Another point is that the choice of game can be crucial and this is often the GM’s choice. I’m astounded to still see people running awful scenarios. I’ve suffered it many a time and am still amazed when a ref tries to explain that the reason the session is sucking bottom, is that the scenario is rubbish. Well what in the name of “are you there God? Its me, Mary?” are you thinking? Seriously. If you think the material you’ve got is pants, for the love all that is Holy change the mo fo. I’ve even seen refs stick bloody-mindedly to a badly scripted plot and apologise along the way. Don’t even go there. Its up to the players to try and make the best of it, but if the GM has brought a turkey, and even he knows it, the fight is so much harder.

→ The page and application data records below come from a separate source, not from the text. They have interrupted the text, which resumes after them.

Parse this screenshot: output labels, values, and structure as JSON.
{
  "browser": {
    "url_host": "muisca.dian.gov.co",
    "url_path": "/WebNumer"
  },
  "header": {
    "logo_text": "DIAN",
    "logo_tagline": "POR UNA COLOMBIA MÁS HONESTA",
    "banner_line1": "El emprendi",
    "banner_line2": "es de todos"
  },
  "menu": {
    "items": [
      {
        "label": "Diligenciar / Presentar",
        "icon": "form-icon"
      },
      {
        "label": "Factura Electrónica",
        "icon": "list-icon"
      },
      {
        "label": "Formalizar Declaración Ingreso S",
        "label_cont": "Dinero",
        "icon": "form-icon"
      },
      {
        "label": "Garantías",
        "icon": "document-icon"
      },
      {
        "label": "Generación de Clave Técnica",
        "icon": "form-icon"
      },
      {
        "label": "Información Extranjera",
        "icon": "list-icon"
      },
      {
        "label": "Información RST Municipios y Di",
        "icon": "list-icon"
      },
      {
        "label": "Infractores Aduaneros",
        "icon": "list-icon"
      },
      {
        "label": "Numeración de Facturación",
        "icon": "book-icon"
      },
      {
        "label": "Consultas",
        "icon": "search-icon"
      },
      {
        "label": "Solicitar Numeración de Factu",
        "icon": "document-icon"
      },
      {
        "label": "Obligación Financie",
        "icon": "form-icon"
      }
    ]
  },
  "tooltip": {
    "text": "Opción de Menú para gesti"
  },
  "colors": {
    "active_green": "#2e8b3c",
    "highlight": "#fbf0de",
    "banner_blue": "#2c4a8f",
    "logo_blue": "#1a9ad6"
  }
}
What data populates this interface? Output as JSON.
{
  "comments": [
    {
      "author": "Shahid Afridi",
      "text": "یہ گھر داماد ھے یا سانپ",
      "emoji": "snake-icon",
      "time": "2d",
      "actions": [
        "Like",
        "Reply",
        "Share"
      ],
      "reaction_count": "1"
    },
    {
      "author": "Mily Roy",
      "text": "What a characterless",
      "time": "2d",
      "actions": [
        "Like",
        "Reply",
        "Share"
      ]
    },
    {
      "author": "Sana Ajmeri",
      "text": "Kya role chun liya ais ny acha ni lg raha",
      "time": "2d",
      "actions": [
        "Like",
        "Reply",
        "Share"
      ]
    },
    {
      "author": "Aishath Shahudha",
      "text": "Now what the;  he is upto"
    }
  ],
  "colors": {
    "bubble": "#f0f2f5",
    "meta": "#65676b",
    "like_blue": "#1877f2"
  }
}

As a GM you do have a greater responsibility than everyone else. Even in games that rule, you can be picked apart for one decision you made out of the hundreds in a four hour period, but that’s okay, make your decisions. Change them if the correct manner of feedback comes forward (“Could I use my Charm skill instead if I phrase it like this”) and you agree with it. But make decisions and don’t dither too much. Some could have been better, but keeping a good pace and making solid decisions is better than taking twice as long to make everything thoroughly correct and 100% golden.

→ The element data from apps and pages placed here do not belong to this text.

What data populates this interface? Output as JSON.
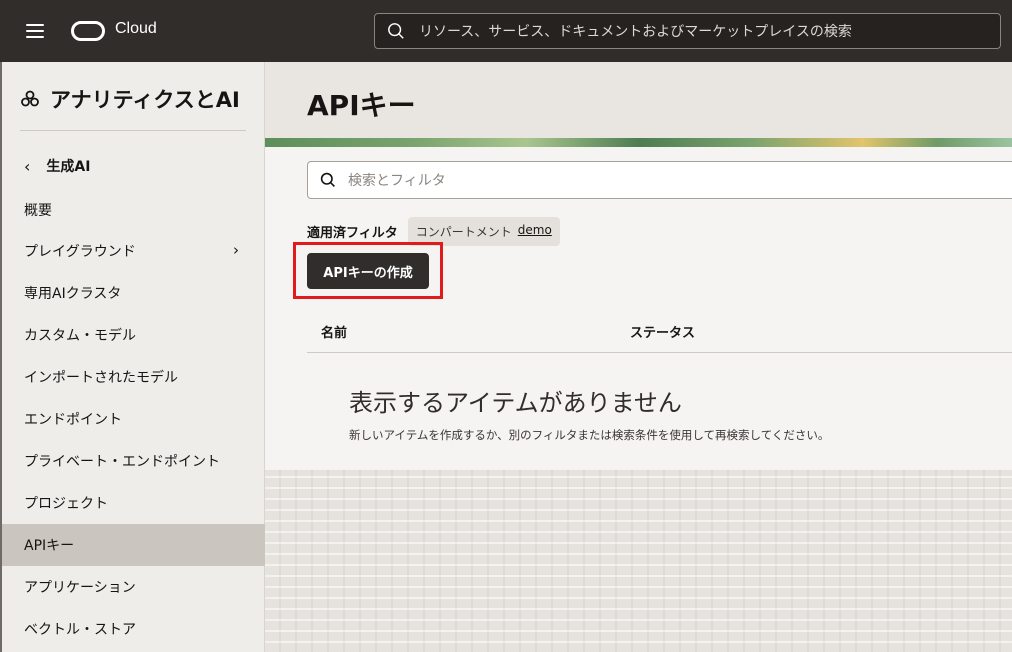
{
  "header": {
    "brand": "Cloud",
    "search_placeholder": "リソース、サービス、ドキュメントおよびマーケットプレイスの検索"
  },
  "sidebar": {
    "section_title": "アナリティクスとAI",
    "back_label": "生成AI",
    "items": [
      {
        "label": "概要"
      },
      {
        "label": "プレイグラウンド"
      },
      {
        "label": "専用AIクラスタ"
      },
      {
        "label": "カスタム・モデル"
      },
      {
        "label": "インポートされたモデル"
      },
      {
        "label": "エンドポイント"
      },
      {
        "label": "プライベート・エンドポイント"
      },
      {
        "label": "プロジェクト"
      },
      {
        "label": "APIキー"
      },
      {
        "label": "アプリケーション"
      },
      {
        "label": "ベクトル・ストア"
      }
    ],
    "active_item": "APIキー"
  },
  "main": {
    "title": "APIキー",
    "filter_placeholder": "検索とフィルタ",
    "applied_filters_label": "適用済フィルタ",
    "chip": {
      "key": "コンパートメント",
      "value": "demo"
    },
    "create_button": "APIキーの作成",
    "columns": [
      "名前",
      "ステータス"
    ],
    "empty_title": "表示するアイテムがありません",
    "empty_description": "新しいアイテムを作成するか、別のフィルタまたは検索条件を使用して再検索してください。"
  },
  "colors": {
    "header_bg": "#312d2a",
    "highlight": "#e01b1b",
    "active_nav": "#cac5bf"
  }
}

The author of Fun that is the GM also gets quite a lot of veto power. This can inhibit other people’s enjoyment. You will get players who want to teleport to wherever the fun is and always have the first and last word. Obviously if you let this happen, you’re going to impact everyone else’s fun. If you tell the glory hound that they can’t be in a scene, or don’t get another go yet or whatever, arguably you’re stopping their fun a bit, but come on, you can’t please everyone. As long as you’re playing with decent people it shouldn’t happen too much – everyone knows to take their turn and bite tongue a bit to let someone else have a stab at things. A further point is that players often want to push the envelope – especially in games were traits are open to interpretation and other things. So GM’s, although careful not to veto things on a whim or so that the game goes in exactly the way they had planned, should also be aware that players with try and get away with all sorts and its up to the GM to say No sometimes and provide boundaries. Players are like naughty children – they’re looking to get away with as much as they can, but they need and respect boundaries.
Now before everyone gets all shirty about me sounding superior and dismissive of players and talking about controlling them, a final thing to note is that we’re all players (well by and large). Very few people who GM, run games exclusively and never play in any ever. Running a game gives you a good feel for how isolated and scary it can be – so if you’ve only ever played, give it a go. I’ve honestly found that the best players are people who’ve run games too. They might not ref very often, but once you’ve felt that pressure to bring the fun, it gives you great perspective on your responsibilities as a player. I occasionally get sulky about the odd decision made or think how I’d so things differently, but bitching about these things in-game isn’t helping bring the fun and blaming the ref for a game being bad, and solely the ref is a hard call to make. It does happen though.
Okay that turned out to be very meandering, but hopefully in there somewhere there are one or two good points, if people care to dig for them. It’s a collaborative hobby and every single person round that table is responsible for bringing the love.